MATERIAL SUPPLIED:
Content starts

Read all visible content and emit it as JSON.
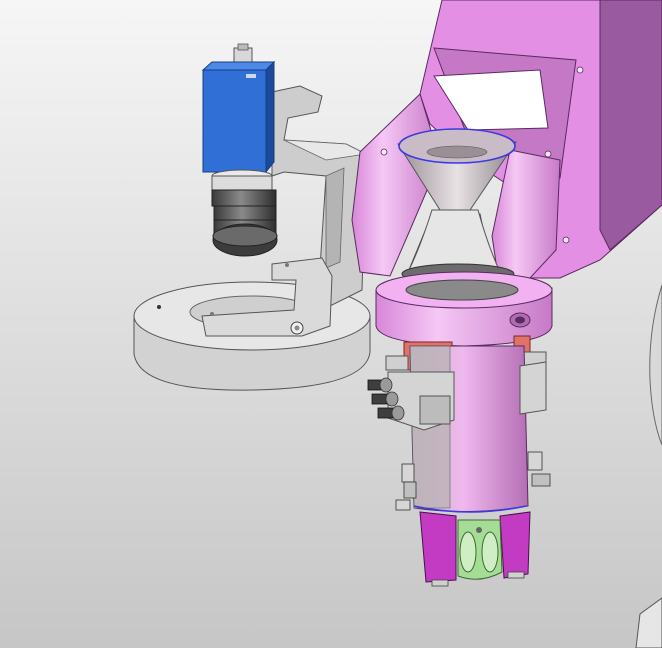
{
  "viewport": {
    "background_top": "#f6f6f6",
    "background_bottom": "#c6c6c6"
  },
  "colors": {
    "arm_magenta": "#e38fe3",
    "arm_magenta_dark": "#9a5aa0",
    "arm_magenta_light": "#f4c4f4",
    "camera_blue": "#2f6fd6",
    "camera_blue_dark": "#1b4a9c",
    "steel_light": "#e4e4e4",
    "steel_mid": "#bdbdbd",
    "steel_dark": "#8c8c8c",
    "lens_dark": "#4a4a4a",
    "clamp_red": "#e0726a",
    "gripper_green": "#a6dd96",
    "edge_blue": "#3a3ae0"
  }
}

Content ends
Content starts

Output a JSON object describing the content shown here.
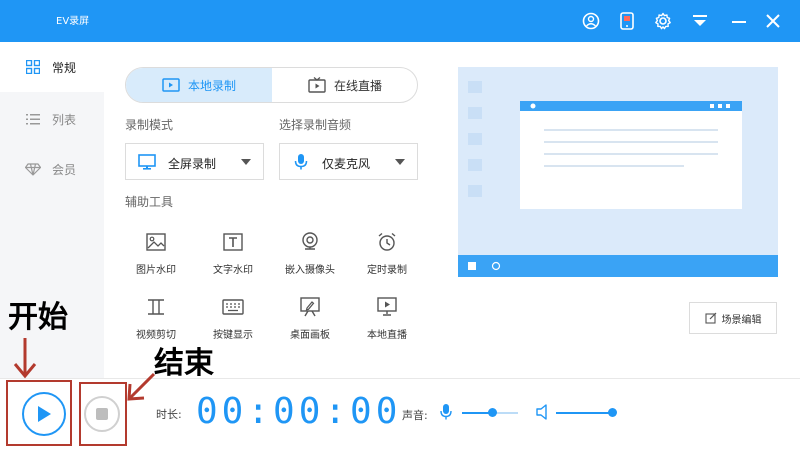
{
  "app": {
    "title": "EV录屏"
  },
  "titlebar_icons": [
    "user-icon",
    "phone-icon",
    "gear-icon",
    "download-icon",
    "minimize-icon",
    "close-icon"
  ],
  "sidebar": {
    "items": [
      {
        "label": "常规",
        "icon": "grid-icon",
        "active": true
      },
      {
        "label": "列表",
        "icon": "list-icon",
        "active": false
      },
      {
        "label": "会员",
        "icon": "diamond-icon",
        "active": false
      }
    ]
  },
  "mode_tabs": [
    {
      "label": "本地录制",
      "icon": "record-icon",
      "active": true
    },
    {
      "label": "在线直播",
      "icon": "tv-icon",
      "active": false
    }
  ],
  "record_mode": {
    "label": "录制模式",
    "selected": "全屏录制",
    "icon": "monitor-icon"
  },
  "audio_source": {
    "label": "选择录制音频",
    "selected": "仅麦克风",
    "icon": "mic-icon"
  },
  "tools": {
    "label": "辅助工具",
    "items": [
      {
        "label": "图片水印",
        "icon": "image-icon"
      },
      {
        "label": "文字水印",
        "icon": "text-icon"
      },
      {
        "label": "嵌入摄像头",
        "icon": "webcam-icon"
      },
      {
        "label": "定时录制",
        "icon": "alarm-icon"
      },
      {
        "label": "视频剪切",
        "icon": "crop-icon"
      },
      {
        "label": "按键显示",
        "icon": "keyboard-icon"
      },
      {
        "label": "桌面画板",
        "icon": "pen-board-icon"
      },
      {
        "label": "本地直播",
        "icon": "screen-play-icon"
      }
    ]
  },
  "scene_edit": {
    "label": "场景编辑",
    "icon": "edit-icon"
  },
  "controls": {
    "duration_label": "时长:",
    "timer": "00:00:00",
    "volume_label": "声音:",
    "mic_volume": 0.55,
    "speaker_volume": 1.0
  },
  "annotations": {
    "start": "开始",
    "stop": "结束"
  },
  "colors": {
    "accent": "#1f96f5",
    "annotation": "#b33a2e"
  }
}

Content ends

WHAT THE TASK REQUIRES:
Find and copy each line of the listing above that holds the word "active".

WRITTEN SOLUTION:
        "active": true
        "active": false
        "active": false
      "active": true
      "active": false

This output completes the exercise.